> WHAT THE TASK REQUIRES: Reproduce the records below exactly; the images should not appear.

> GIVEN RECORDS:
---
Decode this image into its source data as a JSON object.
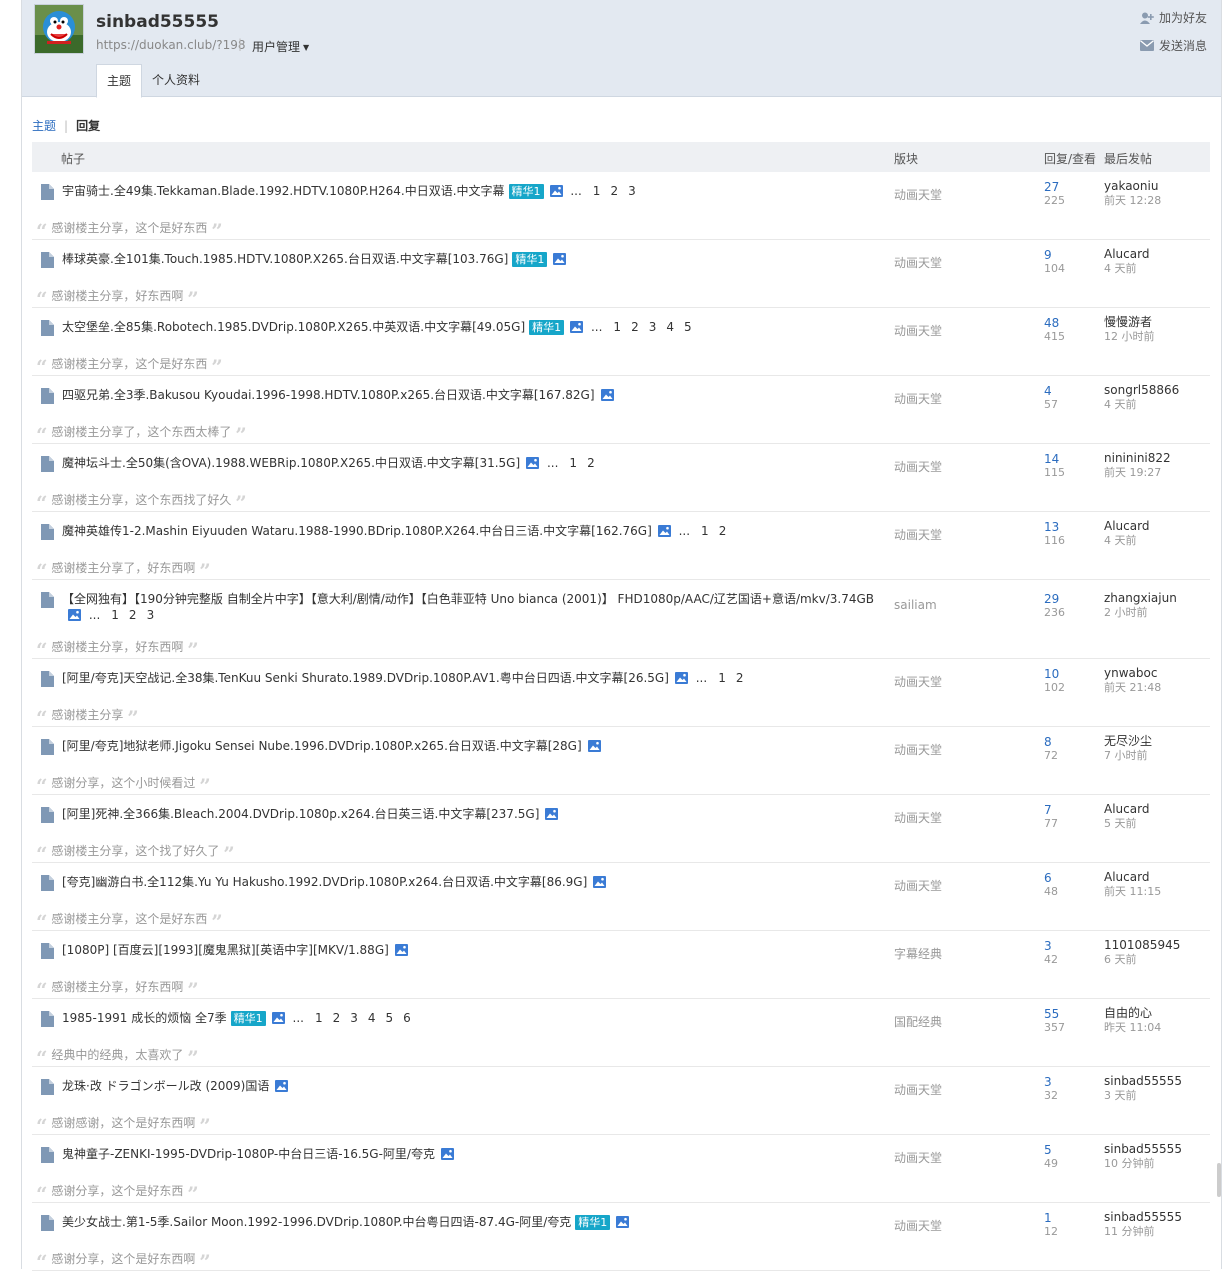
{
  "profile": {
    "username": "sinbad55555",
    "url": "https://duokan.club/?198",
    "user_mgmt": "用户管理",
    "add_friend": "加为好友",
    "send_message": "发送消息"
  },
  "tabs": [
    {
      "label": "主题",
      "active": true
    },
    {
      "label": "个人资料",
      "active": false
    }
  ],
  "subnav": {
    "topics": "主题",
    "replies": "回复"
  },
  "table_headers": {
    "post": "帖子",
    "forum": "版块",
    "stats": "回复/查看",
    "last": "最后发帖"
  },
  "colors": {
    "accent": "#2b6cbf",
    "badge": "#16a6c9",
    "header_bg": "#e3e9f1"
  },
  "rows": [
    {
      "title": "宇宙骑士.全49集.Tekkaman.Blade.1992.HDTV.1080P.H264.中日双语.中文字幕",
      "badge": "精华1",
      "pages": [
        "1",
        "2",
        "3"
      ],
      "quote": "感谢楼主分享，这个是好东西",
      "forum": "动画天堂",
      "replies": "27",
      "views": "225",
      "last_user": "yakaoniu",
      "last_time": "前天 12:28"
    },
    {
      "title": "棒球英豪.全101集.Touch.1985.HDTV.1080P.X265.台日双语.中文字幕[103.76G]",
      "badge": "精华1",
      "pages": [],
      "quote": "感谢楼主分享，好东西啊",
      "forum": "动画天堂",
      "replies": "9",
      "views": "104",
      "last_user": "Alucard",
      "last_time": "4 天前"
    },
    {
      "title": "太空堡垒.全85集.Robotech.1985.DVDrip.1080P.X265.中英双语.中文字幕[49.05G]",
      "badge": "精华1",
      "pages": [
        "1",
        "2",
        "3",
        "4",
        "5"
      ],
      "quote": "感谢楼主分享，这个是好东西",
      "forum": "动画天堂",
      "replies": "48",
      "views": "415",
      "last_user": "慢慢游者",
      "last_time": "12 小时前"
    },
    {
      "title": "四驱兄弟.全3季.Bakusou Kyoudai.1996-1998.HDTV.1080P.x265.台日双语.中文字幕[167.82G]",
      "badge": "",
      "pages": [],
      "quote": "感谢楼主分享了，这个东西太棒了",
      "forum": "动画天堂",
      "replies": "4",
      "views": "57",
      "last_user": "songrl58866",
      "last_time": "4 天前"
    },
    {
      "title": "魔神坛斗士.全50集(含OVA).1988.WEBRip.1080P.X265.中日双语.中文字幕[31.5G]",
      "badge": "",
      "pages": [
        "1",
        "2"
      ],
      "quote": "感谢楼主分享，这个东西找了好久",
      "forum": "动画天堂",
      "replies": "14",
      "views": "115",
      "last_user": "nininini822",
      "last_time": "前天 19:27"
    },
    {
      "title": "魔神英雄传1-2.Mashin Eiyuuden Wataru.1988-1990.BDrip.1080P.X264.中台日三语.中文字幕[162.76G]",
      "badge": "",
      "pages": [
        "1",
        "2"
      ],
      "quote": "感谢楼主分享了，好东西啊",
      "forum": "动画天堂",
      "replies": "13",
      "views": "116",
      "last_user": "Alucard",
      "last_time": "4 天前"
    },
    {
      "title": "【全网独有】【190分钟完整版 自制全片中字】【意大利/剧情/动作】【白色菲亚特 Uno bianca (2001)】 FHD1080p/AAC/辽艺国语+意语/mkv/3.74GB",
      "badge": "",
      "pages": [
        "1",
        "2",
        "3"
      ],
      "quote": "感谢楼主分享，好东西啊",
      "forum": "sailiam",
      "replies": "29",
      "views": "236",
      "last_user": "zhangxiajun",
      "last_time": "2 小时前",
      "tall": true
    },
    {
      "title": "[阿里/夸克]天空战记.全38集.TenKuu Senki Shurato.1989.DVDrip.1080P.AV1.粤中台日四语.中文字幕[26.5G]",
      "badge": "",
      "pages": [
        "1",
        "2"
      ],
      "quote": "感谢楼主分享",
      "forum": "动画天堂",
      "replies": "10",
      "views": "102",
      "last_user": "ynwaboc",
      "last_time": "前天 21:48"
    },
    {
      "title": "[阿里/夸克]地狱老师.Jigoku Sensei Nube.1996.DVDrip.1080P.x265.台日双语.中文字幕[28G]",
      "badge": "",
      "pages": [],
      "quote": "感谢分享，这个小时候看过",
      "forum": "动画天堂",
      "replies": "8",
      "views": "72",
      "last_user": "无尽沙尘",
      "last_time": "7 小时前"
    },
    {
      "title": "[阿里]死神.全366集.Bleach.2004.DVDrip.1080p.x264.台日英三语.中文字幕[237.5G]",
      "badge": "",
      "pages": [],
      "quote": "感谢楼主分享，这个找了好久了",
      "forum": "动画天堂",
      "replies": "7",
      "views": "77",
      "last_user": "Alucard",
      "last_time": "5 天前"
    },
    {
      "title": "[夸克]幽游白书.全112集.Yu Yu Hakusho.1992.DVDrip.1080P.x264.台日双语.中文字幕[86.9G]",
      "badge": "",
      "pages": [],
      "quote": "感谢楼主分享，这个是好东西",
      "forum": "动画天堂",
      "replies": "6",
      "views": "48",
      "last_user": "Alucard",
      "last_time": "前天 11:15"
    },
    {
      "title": "[1080P] [百度云][1993][魔鬼黑狱][英语中字][MKV/1.88G]",
      "badge": "",
      "pages": [],
      "quote": "感谢楼主分享，好东西啊",
      "forum": "字幕经典",
      "replies": "3",
      "views": "42",
      "last_user": "1101085945",
      "last_time": "6 天前"
    },
    {
      "title": "1985-1991 成长的烦恼 全7季",
      "badge": "精华1",
      "pages": [
        "1",
        "2",
        "3",
        "4",
        "5",
        "6"
      ],
      "quote": "经典中的经典，太喜欢了",
      "forum": "国配经典",
      "replies": "55",
      "views": "357",
      "last_user": "自由的心",
      "last_time": "昨天 11:04"
    },
    {
      "title": "龙珠·改 ドラゴンボール改 (2009)国语",
      "badge": "",
      "pages": [],
      "quote": "感谢感谢，这个是好东西啊",
      "forum": "动画天堂",
      "replies": "3",
      "views": "32",
      "last_user": "sinbad55555",
      "last_time": "3 天前"
    },
    {
      "title": "鬼神童子-ZENKI-1995-DVDrip-1080P-中台日三语-16.5G-阿里/夸克",
      "badge": "",
      "pages": [],
      "quote": "感谢分享，这个是好东西",
      "forum": "动画天堂",
      "replies": "5",
      "views": "49",
      "last_user": "sinbad55555",
      "last_time": "10 分钟前"
    },
    {
      "title": "美少女战士.第1-5季.Sailor Moon.1992-1996.DVDrip.1080P.中台粤日四语-87.4G-阿里/夸克",
      "badge": "精华1",
      "pages": [],
      "quote": "感谢分享，这个是好东西啊",
      "forum": "动画天堂",
      "replies": "1",
      "views": "12",
      "last_user": "sinbad55555",
      "last_time": "11 分钟前"
    }
  ]
}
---
> RESULT OF THE TASK:
Decode this image into its source data as a JSON object.
{
  "profile": {
    "username": "sinbad55555",
    "url": "https://duokan.club/?198",
    "user_mgmt": "用户管理",
    "add_friend": "加为好友",
    "send_message": "发送消息"
  },
  "tabs": [
    {
      "label": "主题",
      "active": true
    },
    {
      "label": "个人资料",
      "active": false
    }
  ],
  "subnav": {
    "topics": "主题",
    "replies": "回复"
  },
  "table_headers": {
    "post": "帖子",
    "forum": "版块",
    "stats": "回复/查看",
    "last": "最后发帖"
  },
  "colors": {
    "accent": "#2b6cbf",
    "badge": "#16a6c9",
    "header_bg": "#e3e9f1"
  },
  "rows": [
    {
      "title": "宇宙骑士.全49集.Tekkaman.Blade.1992.HDTV.1080P.H264.中日双语.中文字幕",
      "badge": "精华1",
      "pages": [
        "1",
        "2",
        "3"
      ],
      "quote": "感谢楼主分享，这个是好东西",
      "forum": "动画天堂",
      "replies": "27",
      "views": "225",
      "last_user": "yakaoniu",
      "last_time": "前天 12:28"
    },
    {
      "title": "棒球英豪.全101集.Touch.1985.HDTV.1080P.X265.台日双语.中文字幕[103.76G]",
      "badge": "精华1",
      "pages": [],
      "quote": "感谢楼主分享，好东西啊",
      "forum": "动画天堂",
      "replies": "9",
      "views": "104",
      "last_user": "Alucard",
      "last_time": "4 天前"
    },
    {
      "title": "太空堡垒.全85集.Robotech.1985.DVDrip.1080P.X265.中英双语.中文字幕[49.05G]",
      "badge": "精华1",
      "pages": [
        "1",
        "2",
        "3",
        "4",
        "5"
      ],
      "quote": "感谢楼主分享，这个是好东西",
      "forum": "动画天堂",
      "replies": "48",
      "views": "415",
      "last_user": "慢慢游者",
      "last_time": "12 小时前"
    },
    {
      "title": "四驱兄弟.全3季.Bakusou Kyoudai.1996-1998.HDTV.1080P.x265.台日双语.中文字幕[167.82G]",
      "badge": "",
      "pages": [],
      "quote": "感谢楼主分享了，这个东西太棒了",
      "forum": "动画天堂",
      "replies": "4",
      "views": "57",
      "last_user": "songrl58866",
      "last_time": "4 天前"
    },
    {
      "title": "魔神坛斗士.全50集(含OVA).1988.WEBRip.1080P.X265.中日双语.中文字幕[31.5G]",
      "badge": "",
      "pages": [
        "1",
        "2"
      ],
      "quote": "感谢楼主分享，这个东西找了好久",
      "forum": "动画天堂",
      "replies": "14",
      "views": "115",
      "last_user": "nininini822",
      "last_time": "前天 19:27"
    },
    {
      "title": "魔神英雄传1-2.Mashin Eiyuuden Wataru.1988-1990.BDrip.1080P.X264.中台日三语.中文字幕[162.76G]",
      "badge": "",
      "pages": [
        "1",
        "2"
      ],
      "quote": "感谢楼主分享了，好东西啊",
      "forum": "动画天堂",
      "replies": "13",
      "views": "116",
      "last_user": "Alucard",
      "last_time": "4 天前"
    },
    {
      "title": "【全网独有】【190分钟完整版 自制全片中字】【意大利/剧情/动作】【白色菲亚特 Uno bianca (2001)】 FHD1080p/AAC/辽艺国语+意语/mkv/3.74GB",
      "badge": "",
      "pages": [
        "1",
        "2",
        "3"
      ],
      "quote": "感谢楼主分享，好东西啊",
      "forum": "sailiam",
      "replies": "29",
      "views": "236",
      "last_user": "zhangxiajun",
      "last_time": "2 小时前",
      "tall": true
    },
    {
      "title": "[阿里/夸克]天空战记.全38集.TenKuu Senki Shurato.1989.DVDrip.1080P.AV1.粤中台日四语.中文字幕[26.5G]",
      "badge": "",
      "pages": [
        "1",
        "2"
      ],
      "quote": "感谢楼主分享",
      "forum": "动画天堂",
      "replies": "10",
      "views": "102",
      "last_user": "ynwaboc",
      "last_time": "前天 21:48"
    },
    {
      "title": "[阿里/夸克]地狱老师.Jigoku Sensei Nube.1996.DVDrip.1080P.x265.台日双语.中文字幕[28G]",
      "badge": "",
      "pages": [],
      "quote": "感谢分享，这个小时候看过",
      "forum": "动画天堂",
      "replies": "8",
      "views": "72",
      "last_user": "无尽沙尘",
      "last_time": "7 小时前"
    },
    {
      "title": "[阿里]死神.全366集.Bleach.2004.DVDrip.1080p.x264.台日英三语.中文字幕[237.5G]",
      "badge": "",
      "pages": [],
      "quote": "感谢楼主分享，这个找了好久了",
      "forum": "动画天堂",
      "replies": "7",
      "views": "77",
      "last_user": "Alucard",
      "last_time": "5 天前"
    },
    {
      "title": "[夸克]幽游白书.全112集.Yu Yu Hakusho.1992.DVDrip.1080P.x264.台日双语.中文字幕[86.9G]",
      "badge": "",
      "pages": [],
      "quote": "感谢楼主分享，这个是好东西",
      "forum": "动画天堂",
      "replies": "6",
      "views": "48",
      "last_user": "Alucard",
      "last_time": "前天 11:15"
    },
    {
      "title": "[1080P] [百度云][1993][魔鬼黑狱][英语中字][MKV/1.88G]",
      "badge": "",
      "pages": [],
      "quote": "感谢楼主分享，好东西啊",
      "forum": "字幕经典",
      "replies": "3",
      "views": "42",
      "last_user": "1101085945",
      "last_time": "6 天前"
    },
    {
      "title": "1985-1991 成长的烦恼 全7季",
      "badge": "精华1",
      "pages": [
        "1",
        "2",
        "3",
        "4",
        "5",
        "6"
      ],
      "quote": "经典中的经典，太喜欢了",
      "forum": "国配经典",
      "replies": "55",
      "views": "357",
      "last_user": "自由的心",
      "last_time": "昨天 11:04"
    },
    {
      "title": "龙珠·改 ドラゴンボール改 (2009)国语",
      "badge": "",
      "pages": [],
      "quote": "感谢感谢，这个是好东西啊",
      "forum": "动画天堂",
      "replies": "3",
      "views": "32",
      "last_user": "sinbad55555",
      "last_time": "3 天前"
    },
    {
      "title": "鬼神童子-ZENKI-1995-DVDrip-1080P-中台日三语-16.5G-阿里/夸克",
      "badge": "",
      "pages": [],
      "quote": "感谢分享，这个是好东西",
      "forum": "动画天堂",
      "replies": "5",
      "views": "49",
      "last_user": "sinbad55555",
      "last_time": "10 分钟前"
    },
    {
      "title": "美少女战士.第1-5季.Sailor Moon.1992-1996.DVDrip.1080P.中台粤日四语-87.4G-阿里/夸克",
      "badge": "精华1",
      "pages": [],
      "quote": "感谢分享，这个是好东西啊",
      "forum": "动画天堂",
      "replies": "1",
      "views": "12",
      "last_user": "sinbad55555",
      "last_time": "11 分钟前"
    }
  ]
}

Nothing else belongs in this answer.